- Digital technologies
They represent an area of opportunity with enormous potential benefits. Digital financing, for example, can facilitate and accelerate funding. Many financial service providers have a broad physical and online presence and can reach young people all over the world. Nowadays there is greater access to a wide range of financing options that can be explored quickly and easily. Digital technologies also support the formation and strengthening of partnerships. Such tools can contribute to the expansion of networks and the acquisition of knowledge.
- Social context
Legal frameworks, cultural norms and environmental circumstances can limit the active engagement of youth in the economic, financial, social and political spheres. Some threats to successful youth entrepreneurship are related to realities or perceptions associated with age and experience, while others derive from external factors or conditions. For this purpose, it can be fundamental the presence of mentors, incubators and hubs that create a favourable environment. Research has shown that support structures have a positive impact on young social entrepreneurs.
- Limited funding sources

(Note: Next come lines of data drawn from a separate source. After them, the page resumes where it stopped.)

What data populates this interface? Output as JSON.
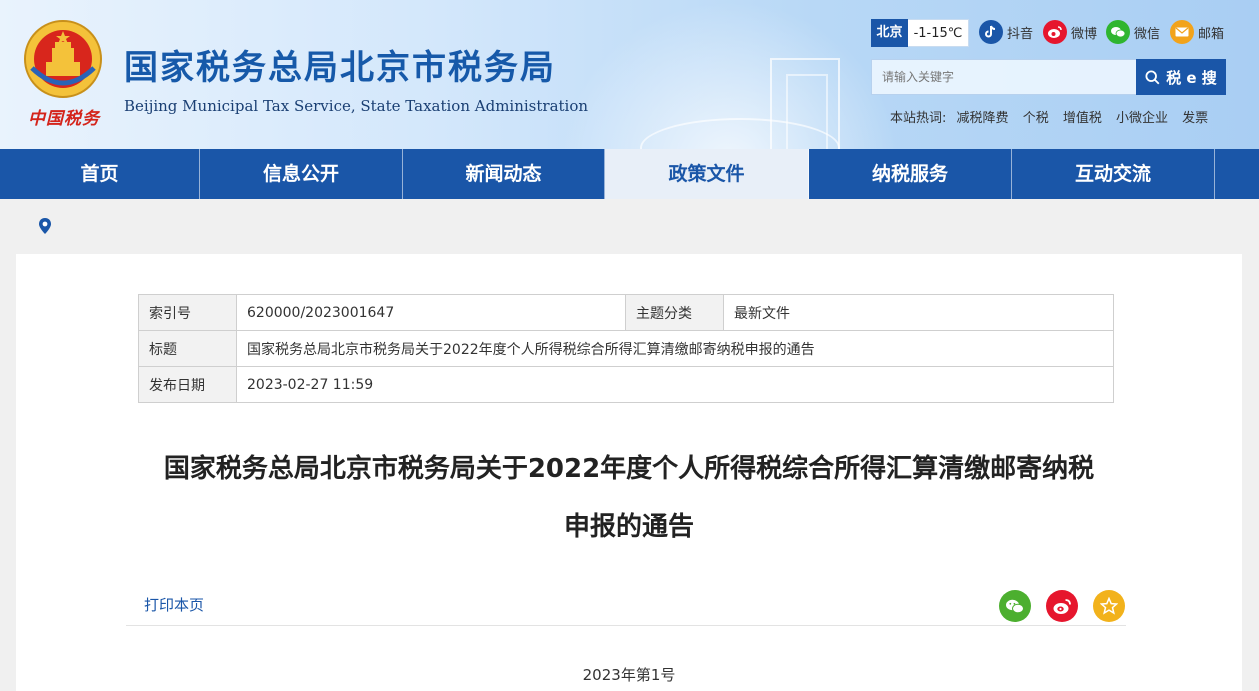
{
  "header": {
    "title_cn": "国家税务总局北京市税务局",
    "title_en": "Beijing Municipal Tax Service, State Taxation Administration",
    "china_tax": "中国税务",
    "weather": {
      "city": "北京",
      "temp": "-1-15℃"
    },
    "social": [
      {
        "name": "douyin",
        "label": "抖音",
        "color": "#1a56a8"
      },
      {
        "name": "weibo",
        "label": "微博",
        "color": "#e6162d"
      },
      {
        "name": "wechat",
        "label": "微信",
        "color": "#2fb52f"
      },
      {
        "name": "mail",
        "label": "邮箱",
        "color": "#f2a31b"
      }
    ],
    "search": {
      "placeholder": "请输入关键字",
      "button": "税 e 搜"
    },
    "hot": {
      "label": "本站热词:",
      "words": [
        "减税降费",
        "个税",
        "增值税",
        "小微企业",
        "发票"
      ]
    }
  },
  "nav": {
    "items": [
      "首页",
      "信息公开",
      "新闻动态",
      "政策文件",
      "纳税服务",
      "互动交流"
    ],
    "active_index": 3
  },
  "meta": {
    "index_label": "索引号",
    "index_value": "620000/2023001647",
    "category_label": "主题分类",
    "category_value": "最新文件",
    "title_label": "标题",
    "title_value": "国家税务总局北京市税务局关于2022年度个人所得税综合所得汇算清缴邮寄纳税申报的通告",
    "date_label": "发布日期",
    "date_value": "2023-02-27 11:59"
  },
  "article": {
    "title_line1": "国家税务总局北京市税务局关于2022年度个人所得税综合所得汇算清缴邮寄纳税",
    "title_line2": "申报的通告",
    "print": "打印本页",
    "doc_no": "2023年第1号"
  },
  "colors": {
    "brand": "#1a56a8",
    "wechat": "#4caf2f",
    "weibo": "#e6162d",
    "favorite": "#f2b21b"
  }
}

Financing often represents one of the greatest challenges for young social entrepreneurs. Although the social mission is at the core of the social enterprise, business operations must be financially sustainable. Young social entrepreneurs must therefore work to achieve and maintain financial independence while also pursuing social development. Although new modes of financing are emerging that may create opportunities for youth social entrepreneurship, limited access to start-up funds is still commonly considered the most pressing challenge for young social entrepreneurs. Simply being young is a distinct disadvantage. Banks are unlikely to offer loans to youth, as most lack collateral and have no track record of financially viable ventures. Many traditional funding sources see young people as high-risk clients who will likely default on a loan. The combination of formal restrictions and skewed perceptions of risk and competence makes it very difficult for young social entrepreneurs to access funding services.
- Social impact
Social impact is a core feature differentiating social enterprise from traditional commercial enterprise and needs to be measured to assess the value and effectiveness of social entrepreneurial activity. However, this can be a challenge for all social entrepreneurs, including youth, as social impact is multidimensional and not easily quantified (Bornstein and Davis, 2010), and measuring social impact and social value creation requires metrics that are conceptually different from those used to measure commercial impact. To overcome this methodological issue, a number of qualitative performance measures have been developed for social ventures, including triple bottom line accounting, the balanced scorecard for nonprofits and social reporting. One of the most prominent among the tools developed to measure social impact is SROI. The plethora of available measures suggests that investors, donors, public stakeholders and social entrepreneurs want to assess and document the value created by social enterprises, regardless of the complexity and. However, these metrics are not fully accepted across the social sector, let alone widely used. In spite of the methodological challenges and costs, young social entrepreneurs are compelled to engage in social impact evaluation to demonstrate social value creation, as this can be critical for promoting social buy-in and attracting investment.